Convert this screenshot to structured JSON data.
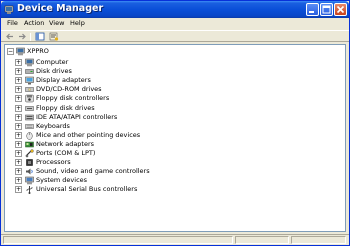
{
  "window": {
    "title": "Device Manager"
  },
  "menu": {
    "items": [
      "File",
      "Action",
      "View",
      "Help"
    ]
  },
  "tree": {
    "root": "XPPRO",
    "categories": [
      {
        "label": "Computer",
        "icon": "computer-icon"
      },
      {
        "label": "Disk drives",
        "icon": "disk-drive-icon"
      },
      {
        "label": "Display adapters",
        "icon": "display-adapter-icon"
      },
      {
        "label": "DVD/CD-ROM drives",
        "icon": "cdrom-icon"
      },
      {
        "label": "Floppy disk controllers",
        "icon": "floppy-controller-icon"
      },
      {
        "label": "Floppy disk drives",
        "icon": "floppy-drive-icon"
      },
      {
        "label": "IDE ATA/ATAPI controllers",
        "icon": "ide-controller-icon"
      },
      {
        "label": "Keyboards",
        "icon": "keyboard-icon"
      },
      {
        "label": "Mice and other pointing devices",
        "icon": "mouse-icon"
      },
      {
        "label": "Network adapters",
        "icon": "network-adapter-icon"
      },
      {
        "label": "Ports (COM & LPT)",
        "icon": "port-icon"
      },
      {
        "label": "Processors",
        "icon": "processor-icon"
      },
      {
        "label": "Sound, video and game controllers",
        "icon": "sound-icon"
      },
      {
        "label": "System devices",
        "icon": "system-device-icon"
      },
      {
        "label": "Universal Serial Bus controllers",
        "icon": "usb-icon"
      }
    ]
  },
  "colors": {
    "titlebar": "#0a4fd8",
    "close": "#c9411c",
    "tree_border": "#7f9db9"
  }
}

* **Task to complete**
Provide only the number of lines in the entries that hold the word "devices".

* **Task solution**
2